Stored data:
=== Begin Enclosure ===
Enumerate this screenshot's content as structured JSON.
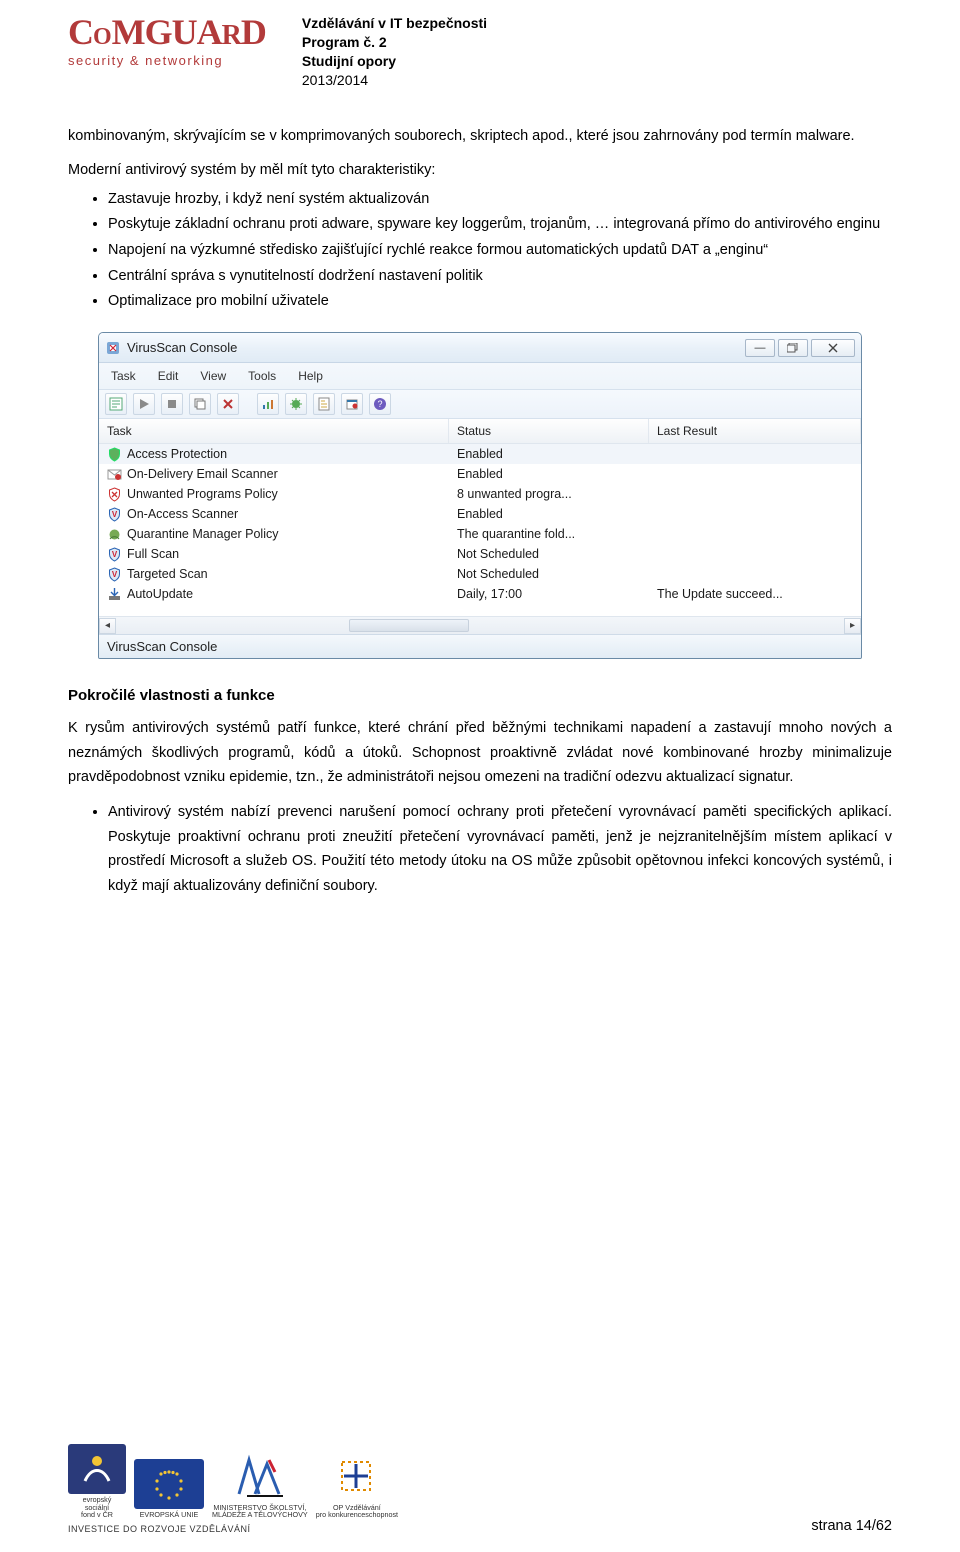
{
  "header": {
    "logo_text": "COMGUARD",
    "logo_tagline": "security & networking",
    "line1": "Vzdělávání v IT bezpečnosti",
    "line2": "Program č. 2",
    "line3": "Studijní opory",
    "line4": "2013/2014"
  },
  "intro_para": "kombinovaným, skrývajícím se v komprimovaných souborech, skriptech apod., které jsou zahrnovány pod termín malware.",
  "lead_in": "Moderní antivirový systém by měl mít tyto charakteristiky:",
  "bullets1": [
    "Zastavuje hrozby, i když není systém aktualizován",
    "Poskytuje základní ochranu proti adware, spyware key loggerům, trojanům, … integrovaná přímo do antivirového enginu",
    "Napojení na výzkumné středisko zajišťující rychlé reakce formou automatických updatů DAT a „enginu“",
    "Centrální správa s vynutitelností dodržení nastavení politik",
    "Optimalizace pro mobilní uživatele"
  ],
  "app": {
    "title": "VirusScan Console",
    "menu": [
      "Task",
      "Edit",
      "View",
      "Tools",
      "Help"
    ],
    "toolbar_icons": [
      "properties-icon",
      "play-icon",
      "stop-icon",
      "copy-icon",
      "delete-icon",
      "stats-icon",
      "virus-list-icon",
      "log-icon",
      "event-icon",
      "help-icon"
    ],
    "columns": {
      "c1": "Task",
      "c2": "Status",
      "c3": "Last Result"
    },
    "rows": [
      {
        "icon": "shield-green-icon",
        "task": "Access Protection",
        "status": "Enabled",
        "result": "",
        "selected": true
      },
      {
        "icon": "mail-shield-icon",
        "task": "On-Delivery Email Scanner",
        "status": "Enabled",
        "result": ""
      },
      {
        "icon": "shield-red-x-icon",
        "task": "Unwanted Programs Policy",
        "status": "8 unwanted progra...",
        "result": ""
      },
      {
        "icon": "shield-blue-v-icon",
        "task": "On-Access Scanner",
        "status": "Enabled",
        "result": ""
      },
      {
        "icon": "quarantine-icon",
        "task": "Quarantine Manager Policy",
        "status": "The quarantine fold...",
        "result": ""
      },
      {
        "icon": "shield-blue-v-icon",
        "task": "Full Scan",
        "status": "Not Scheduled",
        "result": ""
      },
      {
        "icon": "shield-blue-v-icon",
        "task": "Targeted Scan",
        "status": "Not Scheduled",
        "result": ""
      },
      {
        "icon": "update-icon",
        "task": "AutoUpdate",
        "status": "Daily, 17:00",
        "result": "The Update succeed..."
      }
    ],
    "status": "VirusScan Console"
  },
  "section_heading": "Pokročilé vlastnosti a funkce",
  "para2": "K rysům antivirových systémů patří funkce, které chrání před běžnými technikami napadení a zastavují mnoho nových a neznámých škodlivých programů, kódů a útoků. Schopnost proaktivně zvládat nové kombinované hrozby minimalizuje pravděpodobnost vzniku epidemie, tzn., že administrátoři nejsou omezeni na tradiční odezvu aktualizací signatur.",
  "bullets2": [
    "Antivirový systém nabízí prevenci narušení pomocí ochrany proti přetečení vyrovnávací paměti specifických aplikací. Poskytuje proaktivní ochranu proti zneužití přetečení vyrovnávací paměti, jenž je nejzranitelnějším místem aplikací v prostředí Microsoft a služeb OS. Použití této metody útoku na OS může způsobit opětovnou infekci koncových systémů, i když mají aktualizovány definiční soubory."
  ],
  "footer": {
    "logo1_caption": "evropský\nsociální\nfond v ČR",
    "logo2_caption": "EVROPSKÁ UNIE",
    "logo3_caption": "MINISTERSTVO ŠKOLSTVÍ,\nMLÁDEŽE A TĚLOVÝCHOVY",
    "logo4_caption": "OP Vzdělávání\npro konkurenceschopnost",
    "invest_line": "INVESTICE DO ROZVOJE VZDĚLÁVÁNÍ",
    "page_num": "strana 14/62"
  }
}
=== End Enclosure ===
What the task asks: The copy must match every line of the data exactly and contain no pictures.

Exercise result:
Enumerate this screenshot's content as structured JSON.
{
  "header": {
    "logo_text": "COMGUARD",
    "logo_tagline": "security & networking",
    "line1": "Vzdělávání v IT bezpečnosti",
    "line2": "Program č. 2",
    "line3": "Studijní opory",
    "line4": "2013/2014"
  },
  "intro_para": "kombinovaným, skrývajícím se v komprimovaných souborech, skriptech apod., které jsou zahrnovány pod termín malware.",
  "lead_in": "Moderní antivirový systém by měl mít tyto charakteristiky:",
  "bullets1": [
    "Zastavuje hrozby, i když není systém aktualizován",
    "Poskytuje základní ochranu proti adware, spyware key loggerům, trojanům, … integrovaná přímo do antivirového enginu",
    "Napojení na výzkumné středisko zajišťující rychlé reakce formou automatických updatů DAT a „enginu“",
    "Centrální správa s vynutitelností dodržení nastavení politik",
    "Optimalizace pro mobilní uživatele"
  ],
  "app": {
    "title": "VirusScan Console",
    "menu": [
      "Task",
      "Edit",
      "View",
      "Tools",
      "Help"
    ],
    "toolbar_icons": [
      "properties-icon",
      "play-icon",
      "stop-icon",
      "copy-icon",
      "delete-icon",
      "stats-icon",
      "virus-list-icon",
      "log-icon",
      "event-icon",
      "help-icon"
    ],
    "columns": {
      "c1": "Task",
      "c2": "Status",
      "c3": "Last Result"
    },
    "rows": [
      {
        "icon": "shield-green-icon",
        "task": "Access Protection",
        "status": "Enabled",
        "result": "",
        "selected": true
      },
      {
        "icon": "mail-shield-icon",
        "task": "On-Delivery Email Scanner",
        "status": "Enabled",
        "result": ""
      },
      {
        "icon": "shield-red-x-icon",
        "task": "Unwanted Programs Policy",
        "status": "8 unwanted progra...",
        "result": ""
      },
      {
        "icon": "shield-blue-v-icon",
        "task": "On-Access Scanner",
        "status": "Enabled",
        "result": ""
      },
      {
        "icon": "quarantine-icon",
        "task": "Quarantine Manager Policy",
        "status": "The quarantine fold...",
        "result": ""
      },
      {
        "icon": "shield-blue-v-icon",
        "task": "Full Scan",
        "status": "Not Scheduled",
        "result": ""
      },
      {
        "icon": "shield-blue-v-icon",
        "task": "Targeted Scan",
        "status": "Not Scheduled",
        "result": ""
      },
      {
        "icon": "update-icon",
        "task": "AutoUpdate",
        "status": "Daily, 17:00",
        "result": "The Update succeed..."
      }
    ],
    "status": "VirusScan Console"
  },
  "section_heading": "Pokročilé vlastnosti a funkce",
  "para2": "K rysům antivirových systémů patří funkce, které chrání před běžnými technikami napadení a zastavují mnoho nových a neznámých škodlivých programů, kódů a útoků. Schopnost proaktivně zvládat nové kombinované hrozby minimalizuje pravděpodobnost vzniku epidemie, tzn., že administrátoři nejsou omezeni na tradiční odezvu aktualizací signatur.",
  "bullets2": [
    "Antivirový systém nabízí prevenci narušení pomocí ochrany proti přetečení vyrovnávací paměti specifických aplikací. Poskytuje proaktivní ochranu proti zneužití přetečení vyrovnávací paměti, jenž je nejzranitelnějším místem aplikací v prostředí Microsoft a služeb OS. Použití této metody útoku na OS může způsobit opětovnou infekci koncových systémů, i když mají aktualizovány definiční soubory."
  ],
  "footer": {
    "logo1_caption": "evropský\nsociální\nfond v ČR",
    "logo2_caption": "EVROPSKÁ UNIE",
    "logo3_caption": "MINISTERSTVO ŠKOLSTVÍ,\nMLÁDEŽE A TĚLOVÝCHOVY",
    "logo4_caption": "OP Vzdělávání\npro konkurenceschopnost",
    "invest_line": "INVESTICE DO ROZVOJE VZDĚLÁVÁNÍ",
    "page_num": "strana 14/62"
  }
}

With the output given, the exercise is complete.